Information given Start Marker

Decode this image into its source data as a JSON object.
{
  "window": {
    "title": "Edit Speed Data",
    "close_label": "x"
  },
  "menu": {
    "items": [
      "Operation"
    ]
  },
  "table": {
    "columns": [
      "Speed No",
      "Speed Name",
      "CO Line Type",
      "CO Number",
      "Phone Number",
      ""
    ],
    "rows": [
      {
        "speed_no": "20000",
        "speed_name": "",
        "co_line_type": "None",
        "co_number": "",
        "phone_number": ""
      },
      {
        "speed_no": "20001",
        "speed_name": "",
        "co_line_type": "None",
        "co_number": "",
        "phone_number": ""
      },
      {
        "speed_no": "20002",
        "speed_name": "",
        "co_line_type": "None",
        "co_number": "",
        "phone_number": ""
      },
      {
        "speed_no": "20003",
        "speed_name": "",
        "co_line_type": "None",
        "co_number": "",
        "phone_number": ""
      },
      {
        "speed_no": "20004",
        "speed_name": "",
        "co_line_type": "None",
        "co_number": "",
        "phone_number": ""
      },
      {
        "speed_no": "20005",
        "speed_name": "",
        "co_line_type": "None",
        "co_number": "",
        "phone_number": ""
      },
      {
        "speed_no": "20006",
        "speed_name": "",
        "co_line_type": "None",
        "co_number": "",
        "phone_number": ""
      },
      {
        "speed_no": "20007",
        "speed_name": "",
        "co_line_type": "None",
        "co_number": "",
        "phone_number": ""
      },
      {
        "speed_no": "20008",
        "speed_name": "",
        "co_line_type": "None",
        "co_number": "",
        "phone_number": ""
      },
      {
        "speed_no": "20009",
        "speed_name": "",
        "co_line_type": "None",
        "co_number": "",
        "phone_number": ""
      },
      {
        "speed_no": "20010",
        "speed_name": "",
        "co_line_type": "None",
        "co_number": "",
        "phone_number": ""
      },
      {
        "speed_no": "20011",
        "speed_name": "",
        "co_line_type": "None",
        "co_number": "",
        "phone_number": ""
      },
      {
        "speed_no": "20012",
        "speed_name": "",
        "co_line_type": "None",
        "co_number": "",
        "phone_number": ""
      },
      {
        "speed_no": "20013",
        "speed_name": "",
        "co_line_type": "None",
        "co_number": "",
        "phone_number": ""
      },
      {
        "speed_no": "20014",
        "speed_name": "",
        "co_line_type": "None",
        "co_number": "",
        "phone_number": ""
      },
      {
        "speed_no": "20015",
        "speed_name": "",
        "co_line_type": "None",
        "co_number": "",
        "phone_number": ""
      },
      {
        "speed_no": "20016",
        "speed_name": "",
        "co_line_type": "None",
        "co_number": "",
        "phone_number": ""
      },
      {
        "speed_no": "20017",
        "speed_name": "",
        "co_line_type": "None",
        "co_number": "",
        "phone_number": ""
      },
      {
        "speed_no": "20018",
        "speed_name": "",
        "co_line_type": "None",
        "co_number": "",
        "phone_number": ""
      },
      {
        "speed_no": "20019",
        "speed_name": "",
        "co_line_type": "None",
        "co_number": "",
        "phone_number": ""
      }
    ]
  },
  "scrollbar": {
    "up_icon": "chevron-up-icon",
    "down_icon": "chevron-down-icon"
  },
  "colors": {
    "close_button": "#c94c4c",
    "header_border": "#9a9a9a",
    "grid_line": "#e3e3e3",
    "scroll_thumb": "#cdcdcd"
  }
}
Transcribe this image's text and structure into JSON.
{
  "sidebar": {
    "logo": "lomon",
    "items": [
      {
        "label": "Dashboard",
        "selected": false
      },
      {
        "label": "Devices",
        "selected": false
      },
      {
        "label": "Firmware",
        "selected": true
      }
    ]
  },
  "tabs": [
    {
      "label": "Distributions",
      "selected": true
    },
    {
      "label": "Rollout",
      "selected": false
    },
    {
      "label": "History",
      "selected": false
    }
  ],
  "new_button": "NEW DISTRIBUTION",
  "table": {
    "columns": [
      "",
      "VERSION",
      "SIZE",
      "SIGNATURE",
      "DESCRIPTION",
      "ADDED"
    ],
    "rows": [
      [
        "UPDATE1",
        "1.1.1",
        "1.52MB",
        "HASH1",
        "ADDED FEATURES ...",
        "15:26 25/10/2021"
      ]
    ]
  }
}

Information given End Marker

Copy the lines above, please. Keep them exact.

Decode this image into its source data as a JSON object.
{
  "window": {
    "title": "Edit Speed Data",
    "close_label": "x"
  },
  "menu": {
    "items": [
      "Operation"
    ]
  },
  "table": {
    "columns": [
      "Speed No",
      "Speed Name",
      "CO Line Type",
      "CO Number",
      "Phone Number",
      ""
    ],
    "rows": [
      {
        "speed_no": "20000",
        "speed_name": "",
        "co_line_type": "None",
        "co_number": "",
        "phone_number": ""
      },
      {
        "speed_no": "20001",
        "speed_name": "",
        "co_line_type": "None",
        "co_number": "",
        "phone_number": ""
      },
      {
        "speed_no": "20002",
        "speed_name": "",
        "co_line_type": "None",
        "co_number": "",
        "phone_number": ""
      },
      {
        "speed_no": "20003",
        "speed_name": "",
        "co_line_type": "None",
        "co_number": "",
        "phone_number": ""
      },
      {
        "speed_no": "20004",
        "speed_name": "",
        "co_line_type": "None",
        "co_number": "",
        "phone_number": ""
      },
      {
        "speed_no": "20005",
        "speed_name": "",
        "co_line_type": "None",
        "co_number": "",
        "phone_number": ""
      },
      {
        "speed_no": "20006",
        "speed_name": "",
        "co_line_type": "None",
        "co_number": "",
        "phone_number": ""
      },
      {
        "speed_no": "20007",
        "speed_name": "",
        "co_line_type": "None",
        "co_number": "",
        "phone_number": ""
      },
      {
        "speed_no": "20008",
        "speed_name": "",
        "co_line_type": "None",
        "co_number": "",
        "phone_number": ""
      },
      {
        "speed_no": "20009",
        "speed_name": "",
        "co_line_type": "None",
        "co_number": "",
        "phone_number": ""
      },
      {
        "speed_no": "20010",
        "speed_name": "",
        "co_line_type": "None",
        "co_number": "",
        "phone_number": ""
      },
      {
        "speed_no": "20011",
        "speed_name": "",
        "co_line_type": "None",
        "co_number": "",
        "phone_number": ""
      },
      {
        "speed_no": "20012",
        "speed_name": "",
        "co_line_type": "None",
        "co_number": "",
        "phone_number": ""
      },
      {
        "speed_no": "20013",
        "speed_name": "",
        "co_line_type": "None",
        "co_number": "",
        "phone_number": ""
      },
      {
        "speed_no": "20014",
        "speed_name": "",
        "co_line_type": "None",
        "co_number": "",
        "phone_number": ""
      },
      {
        "speed_no": "20015",
        "speed_name": "",
        "co_line_type": "None",
        "co_number": "",
        "phone_number": ""
      },
      {
        "speed_no": "20016",
        "speed_name": "",
        "co_line_type": "None",
        "co_number": "",
        "phone_number": ""
      },
      {
        "speed_no": "20017",
        "speed_name": "",
        "co_line_type": "None",
        "co_number": "",
        "phone_number": ""
      },
      {
        "speed_no": "20018",
        "speed_name": "",
        "co_line_type": "None",
        "co_number": "",
        "phone_number": ""
      },
      {
        "speed_no": "20019",
        "speed_name": "",
        "co_line_type": "None",
        "co_number": "",
        "phone_number": ""
      }
    ]
  },
  "scrollbar": {
    "up_icon": "chevron-up-icon",
    "down_icon": "chevron-down-icon"
  },
  "colors": {
    "close_button": "#c94c4c",
    "header_border": "#9a9a9a",
    "grid_line": "#e3e3e3",
    "scroll_thumb": "#cdcdcd"
  }
}
Transcribe this image's text and structure into JSON.
{
  "sidebar": {
    "logo": "lomon",
    "items": [
      {
        "label": "Dashboard",
        "selected": false
      },
      {
        "label": "Devices",
        "selected": false
      },
      {
        "label": "Firmware",
        "selected": true
      }
    ]
  },
  "tabs": [
    {
      "label": "Distributions",
      "selected": true
    },
    {
      "label": "Rollout",
      "selected": false
    },
    {
      "label": "History",
      "selected": false
    }
  ],
  "new_button": "NEW DISTRIBUTION",
  "table": {
    "columns": [
      "",
      "VERSION",
      "SIZE",
      "SIGNATURE",
      "DESCRIPTION",
      "ADDED"
    ],
    "rows": [
      [
        "UPDATE1",
        "1.1.1",
        "1.52MB",
        "HASH1",
        "ADDED FEATURES ...",
        "15:26 25/10/2021"
      ]
    ]
  }
}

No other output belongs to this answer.